It is common for parents of kids with substance abuse problems to believe they are somehow at fault. These parents convince themselves that if certain circumstances were different, or if other decisions had been made, that somehow their child would not have a drug problem. It may be true that some parenting techniques or childhood events may have contributed to emotional factors that predispose someone to a drug or alcohol problem. However, when a young person chooses to use for the first time that decision is almost always motivated by peer acceptance and a desire to have fun.
Not What You Think
On a regular basis I challenge parents to think about their motivation to do certain things when they were teenagers. Whether they drank alcohol or used drugs is irrelevant; most young people find ways to rebel. Almost everyone who is asked admits that even though they may have been taking actions that would be construed as defiant, they weren’t thinking about their parents when deciding to cross the line. Not everyone who grows up in a difficult environment develops a substance abuse problem and not everyone with a substance abuse problem has reason to blame his or her family. I grew up with an alcoholic parent. I often explain to people that this was the greatest form of prevention I could have been exposed to. Living with an alcoholic is horrible. However, when a group of kids who I thought were cool gave me the opportunity, I drank. In spite of everything I knew about the consequences of alcohol abuse, I drank. This developed into a serious drug and alcohol problem for which I needed a lot of help.
Get Help For The Right Stuff
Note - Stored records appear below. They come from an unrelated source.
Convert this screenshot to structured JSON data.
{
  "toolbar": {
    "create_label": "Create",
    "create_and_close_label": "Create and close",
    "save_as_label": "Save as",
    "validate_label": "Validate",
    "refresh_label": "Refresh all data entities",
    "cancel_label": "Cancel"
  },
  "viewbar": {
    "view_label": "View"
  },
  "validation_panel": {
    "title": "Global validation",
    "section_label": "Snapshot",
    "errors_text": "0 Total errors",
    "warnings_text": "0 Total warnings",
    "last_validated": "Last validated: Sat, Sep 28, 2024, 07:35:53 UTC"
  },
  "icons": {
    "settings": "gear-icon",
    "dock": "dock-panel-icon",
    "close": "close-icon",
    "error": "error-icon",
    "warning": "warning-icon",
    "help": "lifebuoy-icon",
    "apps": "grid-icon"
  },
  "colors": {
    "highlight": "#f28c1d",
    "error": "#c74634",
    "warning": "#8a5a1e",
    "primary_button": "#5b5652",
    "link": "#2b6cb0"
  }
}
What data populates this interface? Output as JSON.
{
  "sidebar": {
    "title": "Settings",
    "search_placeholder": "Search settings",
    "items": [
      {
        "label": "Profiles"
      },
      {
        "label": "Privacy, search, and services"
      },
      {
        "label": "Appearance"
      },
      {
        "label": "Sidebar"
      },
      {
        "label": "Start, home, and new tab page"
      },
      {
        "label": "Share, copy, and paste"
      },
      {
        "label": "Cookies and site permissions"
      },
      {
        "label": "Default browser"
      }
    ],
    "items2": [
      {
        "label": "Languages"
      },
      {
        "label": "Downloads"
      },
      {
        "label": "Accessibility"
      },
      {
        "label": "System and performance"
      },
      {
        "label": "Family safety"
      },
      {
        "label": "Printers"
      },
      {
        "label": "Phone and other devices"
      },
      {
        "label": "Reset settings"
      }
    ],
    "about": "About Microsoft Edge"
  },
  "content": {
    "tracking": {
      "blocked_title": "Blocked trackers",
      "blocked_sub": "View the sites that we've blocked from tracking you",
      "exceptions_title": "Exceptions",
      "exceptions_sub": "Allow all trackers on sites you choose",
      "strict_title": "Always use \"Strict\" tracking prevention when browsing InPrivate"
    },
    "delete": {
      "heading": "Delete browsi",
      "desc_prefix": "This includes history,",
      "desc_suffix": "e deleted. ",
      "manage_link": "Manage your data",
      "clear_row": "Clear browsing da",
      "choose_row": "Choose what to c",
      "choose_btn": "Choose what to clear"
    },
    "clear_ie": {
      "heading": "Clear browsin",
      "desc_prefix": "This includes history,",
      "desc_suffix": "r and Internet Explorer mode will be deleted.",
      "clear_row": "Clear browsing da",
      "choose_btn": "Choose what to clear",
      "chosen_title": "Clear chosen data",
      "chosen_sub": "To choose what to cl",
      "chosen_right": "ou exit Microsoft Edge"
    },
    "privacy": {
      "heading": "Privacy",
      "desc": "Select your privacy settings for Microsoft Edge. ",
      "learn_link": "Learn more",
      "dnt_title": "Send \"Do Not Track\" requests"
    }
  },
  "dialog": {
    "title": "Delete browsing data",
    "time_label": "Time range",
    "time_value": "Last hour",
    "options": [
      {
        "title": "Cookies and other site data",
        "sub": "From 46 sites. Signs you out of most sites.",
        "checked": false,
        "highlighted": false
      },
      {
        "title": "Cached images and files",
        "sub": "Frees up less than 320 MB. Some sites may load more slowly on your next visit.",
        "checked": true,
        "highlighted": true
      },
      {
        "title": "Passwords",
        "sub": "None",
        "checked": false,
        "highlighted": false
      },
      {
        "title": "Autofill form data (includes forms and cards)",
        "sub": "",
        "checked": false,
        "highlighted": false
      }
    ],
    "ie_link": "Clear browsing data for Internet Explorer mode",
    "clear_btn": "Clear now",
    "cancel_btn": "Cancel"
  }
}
I understand why my parents felt guilty. In fact, I manipulated their emotions as a means to do whatever I wanted to do. But once they realized that my actions were my responsibility and let go of their guilt, recovery for me and for my family became possible. Their are certainly issues a parent needs to resolve. Any family scourged by substance abuse knows this. At the same time, there is no way to go back in time and fix past issues. Self-pity and remorse attached to past parenting blocks a person from being able to heal the relationship with the addict. There is no perfect parent and anyone can look back at the past and recognize all kinds of things that could have been done “better.” This awareness cannot change anything if the focus is not on building a better relationship today.